Copy out every line holding the string "rain" from the records below.

====== Data supplied ======

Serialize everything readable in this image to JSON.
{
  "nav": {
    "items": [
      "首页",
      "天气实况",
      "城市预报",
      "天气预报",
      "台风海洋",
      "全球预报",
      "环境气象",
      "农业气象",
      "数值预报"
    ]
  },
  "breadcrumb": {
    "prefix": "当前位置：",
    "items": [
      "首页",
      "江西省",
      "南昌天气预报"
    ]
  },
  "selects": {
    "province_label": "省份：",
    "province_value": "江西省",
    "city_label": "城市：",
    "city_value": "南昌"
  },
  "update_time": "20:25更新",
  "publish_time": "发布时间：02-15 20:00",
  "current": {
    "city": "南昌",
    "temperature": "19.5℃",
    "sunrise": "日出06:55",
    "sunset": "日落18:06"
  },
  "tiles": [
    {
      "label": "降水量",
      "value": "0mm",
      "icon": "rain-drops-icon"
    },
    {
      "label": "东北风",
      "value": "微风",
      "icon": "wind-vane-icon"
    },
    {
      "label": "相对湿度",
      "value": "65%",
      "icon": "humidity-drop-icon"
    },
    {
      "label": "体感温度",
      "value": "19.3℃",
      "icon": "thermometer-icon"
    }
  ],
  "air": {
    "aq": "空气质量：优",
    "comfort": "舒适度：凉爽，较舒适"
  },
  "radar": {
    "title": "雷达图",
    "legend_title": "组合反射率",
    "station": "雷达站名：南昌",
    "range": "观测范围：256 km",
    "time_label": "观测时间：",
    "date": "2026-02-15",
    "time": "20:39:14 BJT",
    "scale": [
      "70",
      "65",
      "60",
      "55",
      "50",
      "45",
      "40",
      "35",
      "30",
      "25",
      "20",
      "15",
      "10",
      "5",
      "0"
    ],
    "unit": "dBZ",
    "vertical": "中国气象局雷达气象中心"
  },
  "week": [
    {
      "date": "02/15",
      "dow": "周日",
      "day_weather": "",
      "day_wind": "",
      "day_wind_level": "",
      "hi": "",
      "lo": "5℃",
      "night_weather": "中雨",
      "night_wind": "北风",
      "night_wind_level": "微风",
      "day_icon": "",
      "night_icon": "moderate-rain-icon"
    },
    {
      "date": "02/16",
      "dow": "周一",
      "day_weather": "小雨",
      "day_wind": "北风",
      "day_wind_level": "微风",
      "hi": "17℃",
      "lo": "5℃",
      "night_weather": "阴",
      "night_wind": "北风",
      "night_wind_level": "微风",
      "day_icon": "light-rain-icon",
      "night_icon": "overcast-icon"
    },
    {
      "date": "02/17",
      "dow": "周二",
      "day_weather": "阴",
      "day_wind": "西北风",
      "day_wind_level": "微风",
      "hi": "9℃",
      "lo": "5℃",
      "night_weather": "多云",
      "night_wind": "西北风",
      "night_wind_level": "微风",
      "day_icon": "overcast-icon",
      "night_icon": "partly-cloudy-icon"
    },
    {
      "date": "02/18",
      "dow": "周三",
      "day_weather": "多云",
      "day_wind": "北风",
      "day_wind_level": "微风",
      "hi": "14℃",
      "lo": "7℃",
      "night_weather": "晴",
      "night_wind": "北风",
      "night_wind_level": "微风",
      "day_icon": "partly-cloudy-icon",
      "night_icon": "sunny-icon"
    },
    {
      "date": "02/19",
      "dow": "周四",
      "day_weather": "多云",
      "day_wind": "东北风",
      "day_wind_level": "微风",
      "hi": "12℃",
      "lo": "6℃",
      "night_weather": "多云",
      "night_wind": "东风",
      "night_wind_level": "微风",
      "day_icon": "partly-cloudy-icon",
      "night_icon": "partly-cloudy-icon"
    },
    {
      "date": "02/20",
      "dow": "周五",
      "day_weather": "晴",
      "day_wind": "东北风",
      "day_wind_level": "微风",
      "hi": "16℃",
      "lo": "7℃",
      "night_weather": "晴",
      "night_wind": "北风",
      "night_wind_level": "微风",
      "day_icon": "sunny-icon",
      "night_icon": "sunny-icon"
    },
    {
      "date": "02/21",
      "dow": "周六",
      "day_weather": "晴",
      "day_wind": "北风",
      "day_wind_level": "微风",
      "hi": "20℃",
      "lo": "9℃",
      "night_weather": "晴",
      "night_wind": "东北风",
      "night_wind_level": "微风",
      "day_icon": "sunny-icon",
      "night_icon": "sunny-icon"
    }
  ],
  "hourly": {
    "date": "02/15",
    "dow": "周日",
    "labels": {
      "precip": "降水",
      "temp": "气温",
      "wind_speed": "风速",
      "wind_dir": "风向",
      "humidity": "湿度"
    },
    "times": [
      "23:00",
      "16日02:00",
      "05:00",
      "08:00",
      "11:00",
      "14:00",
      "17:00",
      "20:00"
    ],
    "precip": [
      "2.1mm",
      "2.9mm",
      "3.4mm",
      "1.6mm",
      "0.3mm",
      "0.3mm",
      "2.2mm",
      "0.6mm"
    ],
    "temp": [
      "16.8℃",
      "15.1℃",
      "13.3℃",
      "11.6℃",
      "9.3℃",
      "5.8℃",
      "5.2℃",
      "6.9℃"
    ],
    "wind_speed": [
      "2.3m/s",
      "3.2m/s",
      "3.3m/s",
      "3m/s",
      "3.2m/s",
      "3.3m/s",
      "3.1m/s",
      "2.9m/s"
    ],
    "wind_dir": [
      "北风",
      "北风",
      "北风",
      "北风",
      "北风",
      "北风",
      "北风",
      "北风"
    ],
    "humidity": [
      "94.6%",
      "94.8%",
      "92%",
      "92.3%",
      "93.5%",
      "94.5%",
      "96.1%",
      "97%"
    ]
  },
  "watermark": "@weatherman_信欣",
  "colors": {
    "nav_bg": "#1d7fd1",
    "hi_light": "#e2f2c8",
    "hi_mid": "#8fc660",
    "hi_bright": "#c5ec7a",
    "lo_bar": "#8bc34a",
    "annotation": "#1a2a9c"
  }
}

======

● **Result of the exercise**:
      "icon": "rain-drops-icon"
      "night_icon": "moderate-rain-icon"
      "day_icon": "light-rain-icon",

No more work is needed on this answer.